The summer is just around the corner, and with it comes soaring temperatures, afternoon thunderstorms and humid days. If you work in this heat, you may have experienced days where you felt unwell or knew that you were just too dehydrated to be outside. It might have been hard to cool down or felt hard to breathe because the air was so thick.

The likelihood is that you were dealing with particularly humid days on the days when you struggled most. Humidity can be a real problem for workers because it doesn’t allow the human body to cool as well as it would on a dry day.

When you sweat, your body is trying to cool itself. That sweat needs to be evaporated off the skin. When that doesn’t happen due to humidity, you could face developing signs of heat stress.

High humidity can have many different adverse effects on the human body from feelings of fatigue or lethargy to fainting and heat stroke.

What are the signs of heat exhaustion or heat stroke?

Some signs to watch out for as you work include:

  • Feeling fatigued
  • Being dehydrated
  • Muscle cramps
  • Fainting
  • A high body temperature
  • Feeling hot but not sweating

If you see these signs, make sure you move to somewhere cooler, such as an air-conditioned building or an air-conditioned vehicle, to bring down your body temperature. If you don’t start to feel better quickly, then it is necessary to get to a hospital or call 911.

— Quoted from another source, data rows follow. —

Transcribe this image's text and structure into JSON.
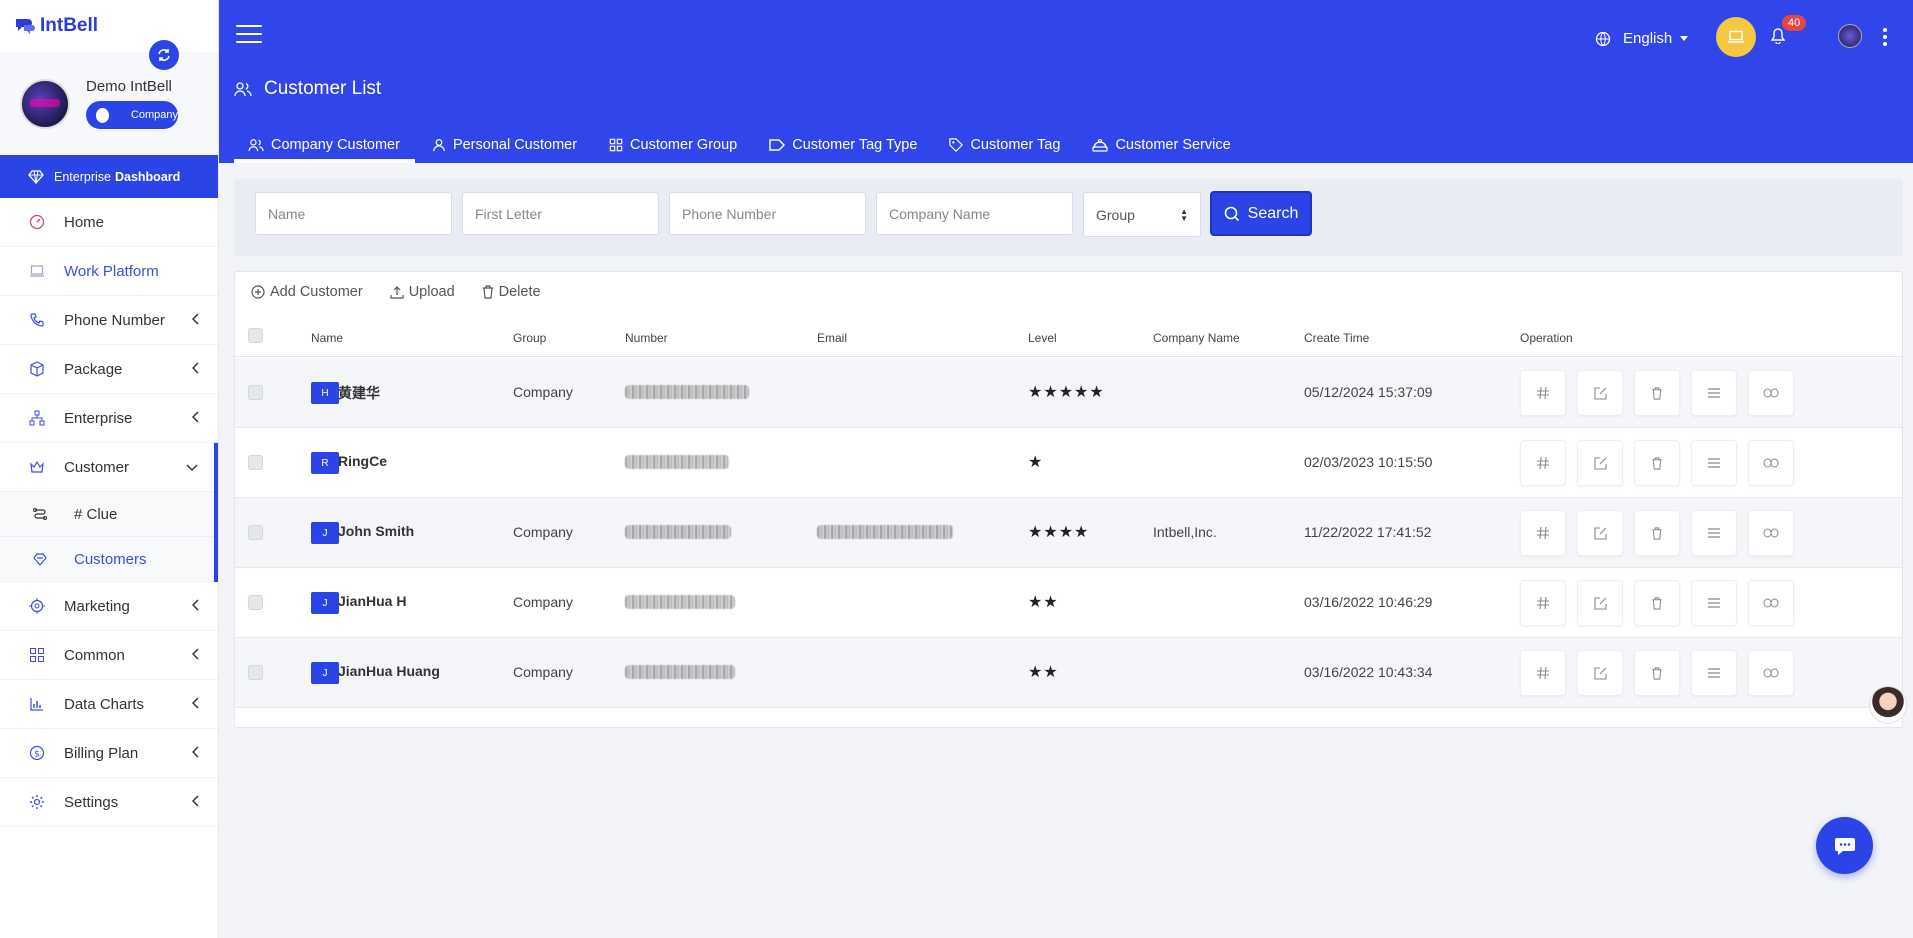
{
  "brand": {
    "name": "IntBell"
  },
  "profile": {
    "name": "Demo IntBell",
    "role": "Company"
  },
  "enterprise_dashboard": {
    "prefix": "Enterprise",
    "bold": "Dashboard"
  },
  "sidebar": {
    "items": [
      {
        "label": "Home",
        "icon": "gauge-icon"
      },
      {
        "label": "Work Platform",
        "icon": "laptop-icon"
      },
      {
        "label": "Phone Number",
        "icon": "phone-icon"
      },
      {
        "label": "Package",
        "icon": "box-icon"
      },
      {
        "label": "Enterprise",
        "icon": "sitemap-icon"
      },
      {
        "label": "Customer",
        "icon": "crown-icon"
      },
      {
        "label": "Marketing",
        "icon": "target-icon"
      },
      {
        "label": "Common",
        "icon": "grid-icon"
      },
      {
        "label": "Data Charts",
        "icon": "bar-chart-icon"
      },
      {
        "label": "Billing Plan",
        "icon": "dollar-icon"
      },
      {
        "label": "Settings",
        "icon": "gear-icon"
      }
    ],
    "customer_sub": [
      {
        "label": "# Clue"
      },
      {
        "label": "Customers"
      }
    ]
  },
  "header": {
    "language": "English",
    "notifications": "40",
    "page_title": "Customer List"
  },
  "tabs": [
    {
      "label": "Company Customer"
    },
    {
      "label": "Personal Customer"
    },
    {
      "label": "Customer Group"
    },
    {
      "label": "Customer Tag Type"
    },
    {
      "label": "Customer Tag"
    },
    {
      "label": "Customer Service"
    }
  ],
  "search": {
    "name_placeholder": "Name",
    "first_letter_placeholder": "First Letter",
    "phone_placeholder": "Phone Number",
    "company_placeholder": "Company Name",
    "group_selected": "Group",
    "button": "Search"
  },
  "toolbar": {
    "add": "Add Customer",
    "upload": "Upload",
    "delete": "Delete"
  },
  "table": {
    "columns": [
      "Name",
      "Group",
      "Number",
      "Email",
      "Level",
      "Company Name",
      "Create Time",
      "Operation"
    ],
    "rows": [
      {
        "initial": "H",
        "name": "黄建华",
        "group": "Company",
        "email_redacted": false,
        "level": "★★★★★",
        "company": "",
        "created": "05/12/2024 15:37:09"
      },
      {
        "initial": "R",
        "name": "RingCe",
        "group": "",
        "email_redacted": false,
        "level": "★",
        "company": "",
        "created": "02/03/2023 10:15:50"
      },
      {
        "initial": "J",
        "name": "John Smith",
        "group": "Company",
        "email_redacted": true,
        "level": "★★★★",
        "company": "Intbell,Inc.",
        "created": "11/22/2022 17:41:52"
      },
      {
        "initial": "J",
        "name": "JianHua H",
        "group": "Company",
        "email_redacted": false,
        "level": "★★",
        "company": "",
        "created": "03/16/2022 10:46:29"
      },
      {
        "initial": "J",
        "name": "JianHua Huang",
        "group": "Company",
        "email_redacted": false,
        "level": "★★",
        "company": "",
        "created": "03/16/2022 10:43:34"
      }
    ]
  },
  "colors": {
    "primary": "#3046ea",
    "accent_yellow": "#f5c842",
    "badge_red": "#e24747"
  }
}
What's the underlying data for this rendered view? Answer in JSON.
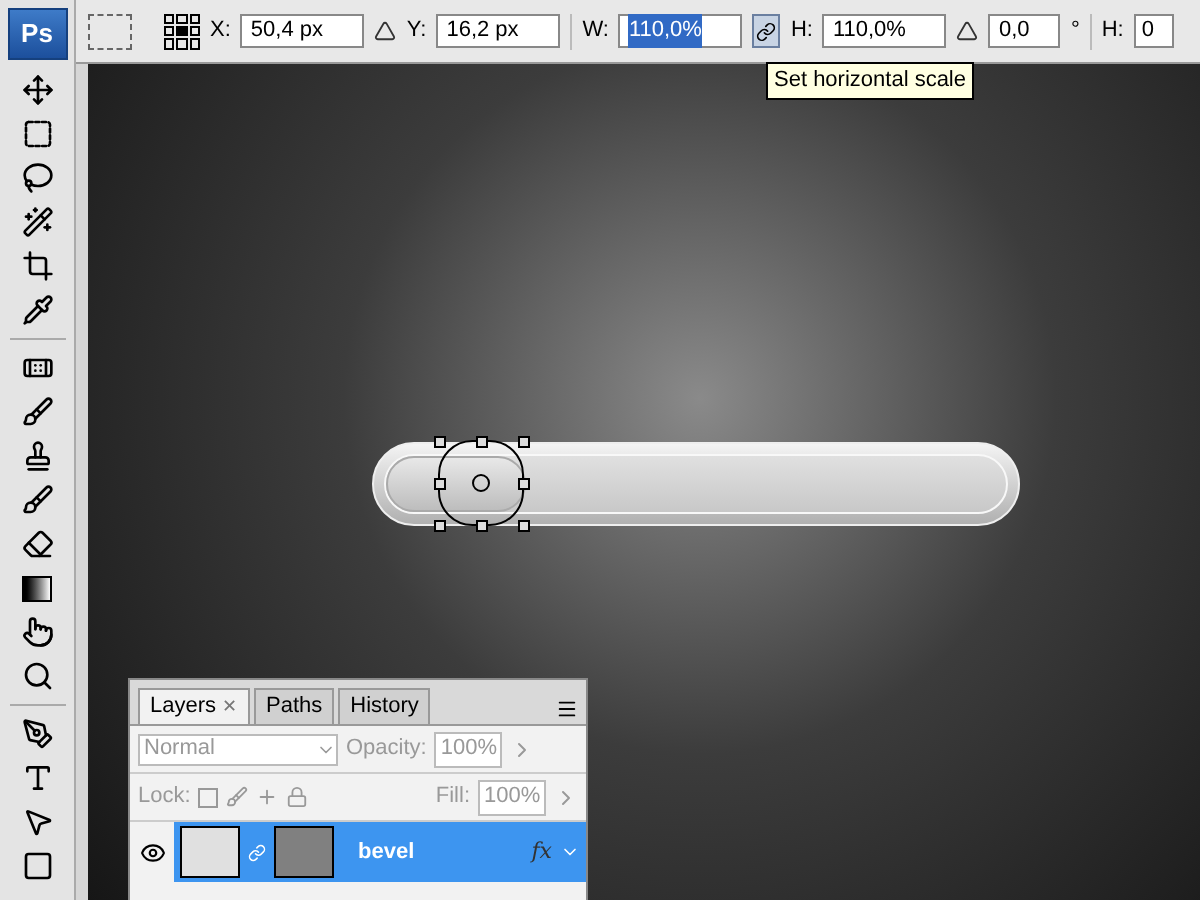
{
  "app_logo": "Ps",
  "options_bar": {
    "fields": [
      {
        "label": "X:",
        "value": "50,4 px",
        "highlighted": false
      },
      {
        "label": "Y:",
        "value": "16,2 px",
        "highlighted": false
      },
      {
        "label": "W:",
        "value": "110,0%",
        "highlighted": true
      },
      {
        "label": "H:",
        "value": "110,0%",
        "highlighted": false
      },
      {
        "value": "0,0",
        "highlighted": false
      }
    ],
    "degree_sign": "°",
    "cut_label": "H:",
    "cut_value": "0",
    "tooltip": "Set horizontal scale"
  },
  "layers_panel": {
    "tab_close": "✕",
    "tabs": [
      {
        "label": "Layers",
        "selected": true
      },
      {
        "label": "Paths",
        "selected": false
      },
      {
        "label": "History",
        "selected": false
      }
    ],
    "blend_mode": "Normal",
    "opacity_label": "Opacity:",
    "opacity": "100%",
    "lock_label": "Lock:",
    "fill_label": "Fill:",
    "fill": "100%",
    "layers": [
      {
        "name": "bevel",
        "selected": true,
        "visible": true,
        "effects": "fx"
      }
    ]
  }
}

Staying cool is essential on the job, so talk to your employer about cooling vests, air conditioning, taking more rest breaks, hydration and other essentials that can keep you feeling your best while you’re working in humid weather.